▸ Problem statement:
Set down the complete data exactly as it appears below.

▸ Supplied data:
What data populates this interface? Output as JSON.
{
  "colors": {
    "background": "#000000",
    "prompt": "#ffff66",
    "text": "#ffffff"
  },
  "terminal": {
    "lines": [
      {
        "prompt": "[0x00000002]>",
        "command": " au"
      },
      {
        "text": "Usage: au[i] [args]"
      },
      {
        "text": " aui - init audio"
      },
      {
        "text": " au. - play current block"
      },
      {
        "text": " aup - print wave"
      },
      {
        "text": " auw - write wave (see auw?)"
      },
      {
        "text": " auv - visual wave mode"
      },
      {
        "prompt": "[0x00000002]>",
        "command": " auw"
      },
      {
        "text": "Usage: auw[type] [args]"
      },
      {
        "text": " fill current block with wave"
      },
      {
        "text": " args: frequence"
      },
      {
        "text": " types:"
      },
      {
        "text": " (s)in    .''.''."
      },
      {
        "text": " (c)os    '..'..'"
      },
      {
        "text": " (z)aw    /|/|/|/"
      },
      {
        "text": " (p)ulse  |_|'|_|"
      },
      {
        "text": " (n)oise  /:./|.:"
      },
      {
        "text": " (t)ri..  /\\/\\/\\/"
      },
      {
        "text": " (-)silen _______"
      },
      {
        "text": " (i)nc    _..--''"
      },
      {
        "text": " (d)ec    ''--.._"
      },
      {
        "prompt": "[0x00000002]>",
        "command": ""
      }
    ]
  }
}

▸ Answer to the exercise:
What data populates this interface? Output as JSON.
{
  "colors": {
    "background": "#000000",
    "prompt": "#ffff66",
    "text": "#ffffff"
  },
  "terminal": {
    "lines": [
      {
        "prompt": "[0x00000002]>",
        "command": " au"
      },
      {
        "text": "Usage: au[i] [args]"
      },
      {
        "text": " aui - init audio"
      },
      {
        "text": " au. - play current block"
      },
      {
        "text": " aup - print wave"
      },
      {
        "text": " auw - write wave (see auw?)"
      },
      {
        "text": " auv - visual wave mode"
      },
      {
        "prompt": "[0x00000002]>",
        "command": " auw"
      },
      {
        "text": "Usage: auw[type] [args]"
      },
      {
        "text": " fill current block with wave"
      },
      {
        "text": " args: frequence"
      },
      {
        "text": " types:"
      },
      {
        "text": " (s)in    .''.''."
      },
      {
        "text": " (c)os    '..'..'"
      },
      {
        "text": " (z)aw    /|/|/|/"
      },
      {
        "text": " (p)ulse  |_|'|_|"
      },
      {
        "text": " (n)oise  /:./|.:"
      },
      {
        "text": " (t)ri..  /\\/\\/\\/"
      },
      {
        "text": " (-)silen _______"
      },
      {
        "text": " (i)nc    _..--''"
      },
      {
        "text": " (d)ec    ''--.._"
      },
      {
        "prompt": "[0x00000002]>",
        "command": ""
      }
    ]
  }
}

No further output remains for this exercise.